    After five weeks of difficult fighting, the First Canadian Army, bolstered by attached troops from several other countries, was successful in winning the Scheldt after numerous amphibious assaults, crossing of canals, and fighting over open ground. Both land and water were mined, and the Germans defended their retreating line with artillery and snipers.

    The Allies finally cleared the port areas on November 8, but at a cost of 12,873 Allied casualties (killed, wounded, or missing), half of them Canadians.
    Historians say Montgommery made a tactical error and because of this the fight was so costly especially for the Canadians who moved on spearpointing while Montgommery and the US commanders accepted the thanks from the city Of Antwerp.

  2. Gosh.. such interesting facts and figures you have here Will!
    You're a walking encyclopedia!
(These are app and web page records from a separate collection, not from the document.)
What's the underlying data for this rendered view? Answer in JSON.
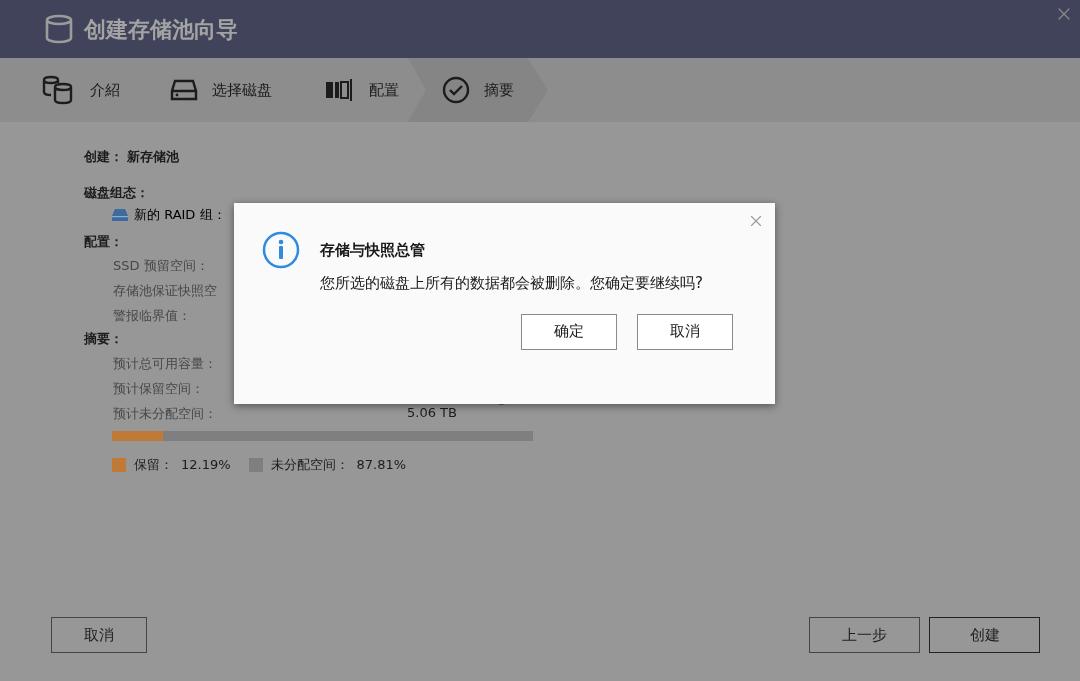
{
  "window": {
    "title": "创建存储池向导"
  },
  "steps": [
    {
      "label": "介紹",
      "selected": false
    },
    {
      "label": "选择磁盘",
      "selected": false
    },
    {
      "label": "配置",
      "selected": false
    },
    {
      "label": "摘要",
      "selected": true
    }
  ],
  "create": {
    "label": "创建：",
    "value": "新存储池"
  },
  "disk_config": {
    "label": "磁盘组态：",
    "items": [
      {
        "label": "新的 RAID 组："
      }
    ]
  },
  "config": {
    "label": "配置：",
    "items": [
      {
        "label": "SSD 预留空间："
      },
      {
        "label": "存储池保证快照空"
      },
      {
        "label": "警报临界值："
      }
    ]
  },
  "summary": {
    "label": "摘要：",
    "items": [
      {
        "label": "预计总可用容量："
      },
      {
        "label": "预计保留空间："
      },
      {
        "label": "预计未分配空间：",
        "value": "5.06 TB"
      }
    ],
    "usage": {
      "level": 0.1219,
      "legend": [
        {
          "label": "保留：",
          "value": "12.19%",
          "color": "#c07a38"
        },
        {
          "label": "未分配空间：",
          "value": "87.81%",
          "color": "#7f7f7f"
        }
      ]
    }
  },
  "dialog": {
    "title": "存储与快照总管",
    "message": "您所选的磁盘上所有的数据都会被删除。您确定要继续吗?",
    "buttons": [
      "确定",
      "取消"
    ]
  },
  "footer": {
    "left": [
      "取消"
    ],
    "right": [
      "上一步",
      "创建"
    ]
  }
}
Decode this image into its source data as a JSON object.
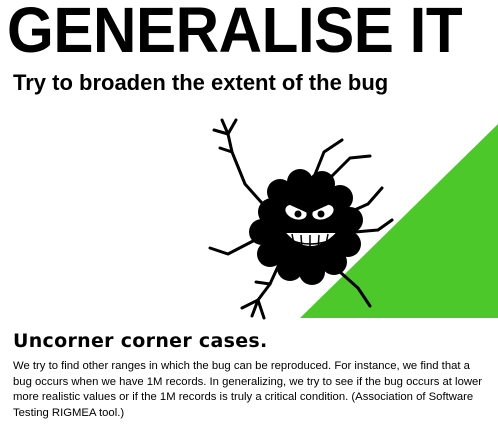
{
  "slide": {
    "title": "GENERALISE IT",
    "subtitle": "Try to broaden the extent of the bug",
    "section_heading": "Uncorner corner cases.",
    "body_text": "We try to find other ranges in which the bug can be reproduced. For instance, we find that a bug occurs when we have 1M records. In generalizing, we try to see if the bug occurs at lower more realistic values or if the 1M records is truly a critical condition. (Association of Software Testing RIGMEA tool.)"
  },
  "illustration": {
    "icon": "angry-bug-icon",
    "accent_color": "#4cc82a"
  }
}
Didn't know all this!
    The more and more I read, the more and more I realize how valuable the Canadians were during that war time and now in Afghanistan!
    It's stories like these that makes me proud to be Canadian!
    Thanks for the input!!

  3. hey kath :) thx for the visit. your blog is awesome. I love that top museums post :) hehe.. simply great :) you interested in link exchange ? I could put you in my partner links ? :))

  4. Hi Ashfaq! Wow.. you stopped by! Excellent! I'm not exactly sure what you mean by link exchange but that's ok, thanks, but no thanks. :)

    I appreciate the offer, but it's ok. I was only going through all the bloggers of the MFS-Blogger Gallery as we are currently updating them to see which ones are active and which ones aren't!

    I just happened to notice your current post on 'stoning' and had to reply!

    Thanks again Ashfaq! Take care!


Hey! Thanks for leaving your comment!